Wakat v. Harlib, 253 F.2d 59, 64 (7th Circ. 1958).

Wakat was awarded $15,000 (Wakat v. Harlib, 253 F.2d 59 (7th Cir. 1958)). A year later, the ACLU of Chicago discussed Wakat’s case in its report, Secret Detention by the Chicago Police (1959). The report also noted, pointedly, that “no disciplinary action has ever been taken against Harlib by his superiors” (p. 17).

 

Civil liberties and the third degree

The charge that the Chicago police hanged suspects from their wrists during interrogations was repeated during the investigation into the Suzanne Degnan murder, in 1946. Degnan, a six-year-old, went missing from her bedroom on Chicago’s north side in January 1946. The kidnapping case became a murder investigation when parts of her body were discovered in sewer pipes near her family’s home.

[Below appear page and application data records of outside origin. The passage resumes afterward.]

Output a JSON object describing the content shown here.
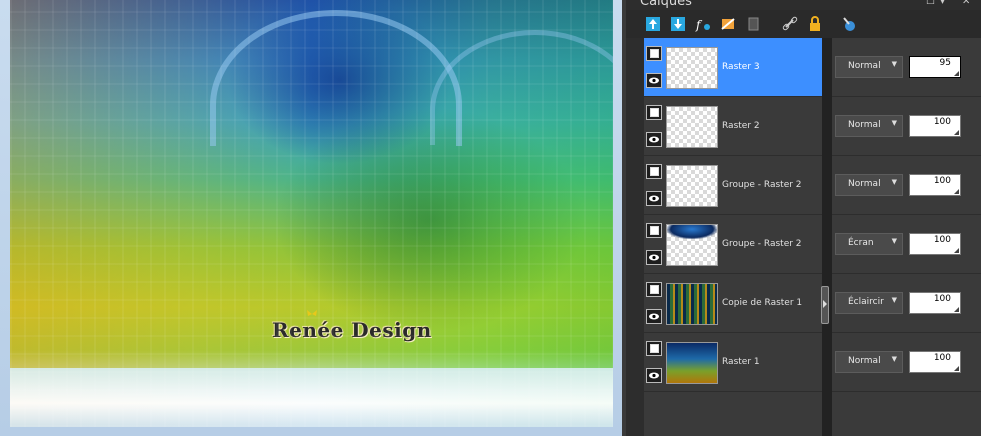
{
  "panel": {
    "title": "Calques"
  },
  "canvas": {
    "watermark": "Renée Design"
  },
  "toolbar": {
    "tools": [
      "new-raster-layer-icon",
      "new-vector-layer-icon",
      "new-effect-layer-icon",
      "mask-icon",
      "duplicate-icon",
      "link-icon",
      "lock-icon",
      "paint-icon"
    ]
  },
  "layers": [
    {
      "name": "Raster 3",
      "blend_mode": "Normal",
      "opacity": "95",
      "selected": true
    },
    {
      "name": "Raster 2",
      "blend_mode": "Normal",
      "opacity": "100",
      "selected": false
    },
    {
      "name": "Groupe - Raster 2",
      "blend_mode": "Normal",
      "opacity": "100",
      "selected": false
    },
    {
      "name": "Groupe - Raster 2",
      "blend_mode": "Écran",
      "opacity": "100",
      "selected": false
    },
    {
      "name": "Copie de Raster 1",
      "blend_mode": "Éclaircir",
      "opacity": "100",
      "selected": false
    },
    {
      "name": "Raster 1",
      "blend_mode": "Normal",
      "opacity": "100",
      "selected": false
    }
  ],
  "colors": {
    "selection": "#3d8fff",
    "panel_bg": "#2d2d2d",
    "row_bg": "#3a3a3a"
  }
}
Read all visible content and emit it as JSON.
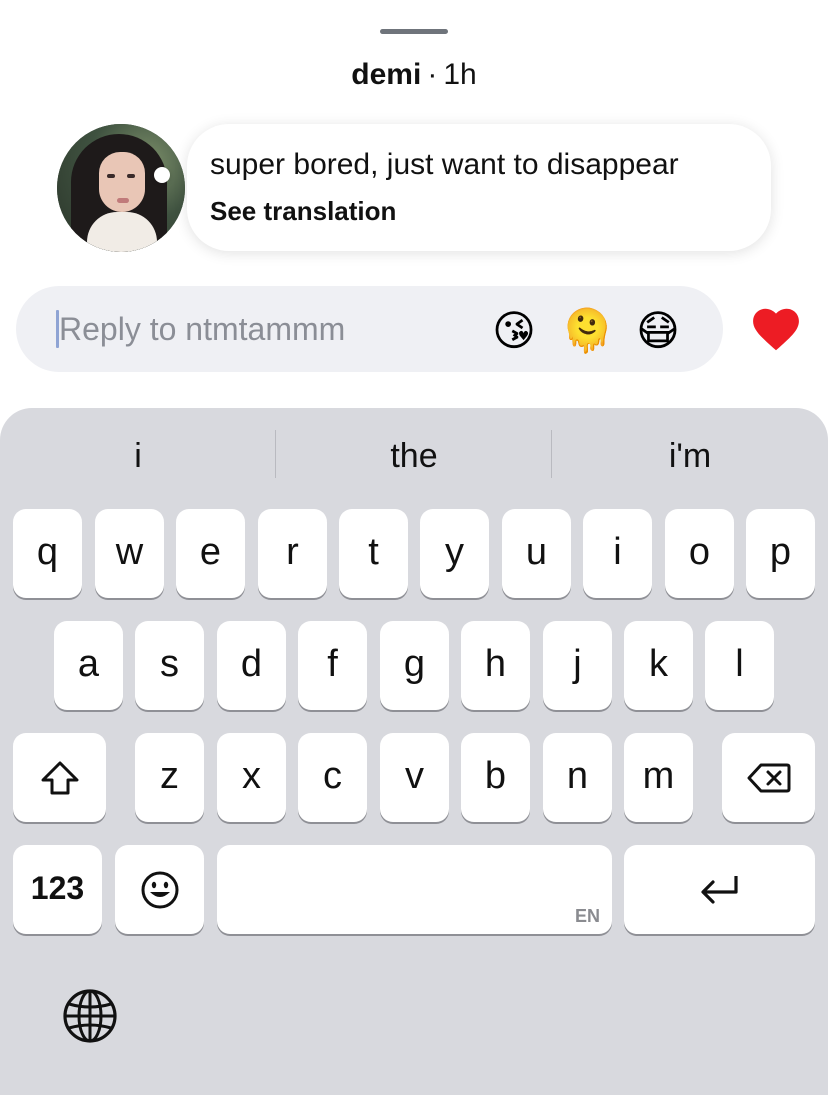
{
  "header": {
    "username": "demi",
    "separator": "·",
    "time": "1h"
  },
  "story_reply": {
    "message": "super bored, just want to disappear",
    "translation_link": "See translation"
  },
  "reply_bar": {
    "placeholder": "Reply to ntmtammm",
    "quick_reactions": [
      "😘",
      "🫠",
      "😷"
    ],
    "heart_color": "#ed1c24"
  },
  "keyboard": {
    "suggestions": [
      "i",
      "the",
      "i'm"
    ],
    "row1": [
      "q",
      "w",
      "e",
      "r",
      "t",
      "y",
      "u",
      "i",
      "o",
      "p"
    ],
    "row2": [
      "a",
      "s",
      "d",
      "f",
      "g",
      "h",
      "j",
      "k",
      "l"
    ],
    "row3": [
      "z",
      "x",
      "c",
      "v",
      "b",
      "n",
      "m"
    ],
    "numbers_label": "123",
    "space_lang": "EN"
  }
}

Chicago police detectives arrested a number of suspects. One, sixty-five-year-old Hector Verburgh, was the janitor in the Degnan’s building. Another, thirty-five-year-old Desore Smet, was the janitor for a building nearby. Verburgh’s wife was also taken into custody (New York Times, January 9, 1946, p. 1; New York Times, January 10, 1946, p. 42). The Verburghs and Smet were released without charging two days after their arrest, though Smet was arrested and then released a second time a few days (Chicago Tribune, January 17, 1946, p. 1).

On January 24, the Chicago Civil Liberties committee organized a community meeting to protest Verburgh and Smet’s treatment at the hands of the police. The 400 people who attended the event called on the police chief and the mayor to train police officers about the civil rights of suspects and dismiss those officers who used the third degree. The meeting also asked the FBI to investigate Verburgh and Smet’s claims they were subject to the third degree while being interrogated (Chicago Tribune, January 25, 1946, p. 5).

The Verburghs then sued. In their complaint, Hector Verburgh claimed that while he was in custody the police handcuffed his hands behind his back and then

by a rope or other device attached to the handcuffs behind his back, raised his body from the floor until his weight rested on his toes and shoulder sockets, causing intense pain and torture.

(Chicago Tribune, February 2, 1946, p. 4).

The Verburghs’ suit asked for $125,000; they settled their case for $20,000 (Chicago Tribune February 21, 1946, p.1). Smet, who had filed his own suit for $50,000 in damages, was paid just over $5000 in the settlement (Chicago Tribune August 17, 1946, p. 7).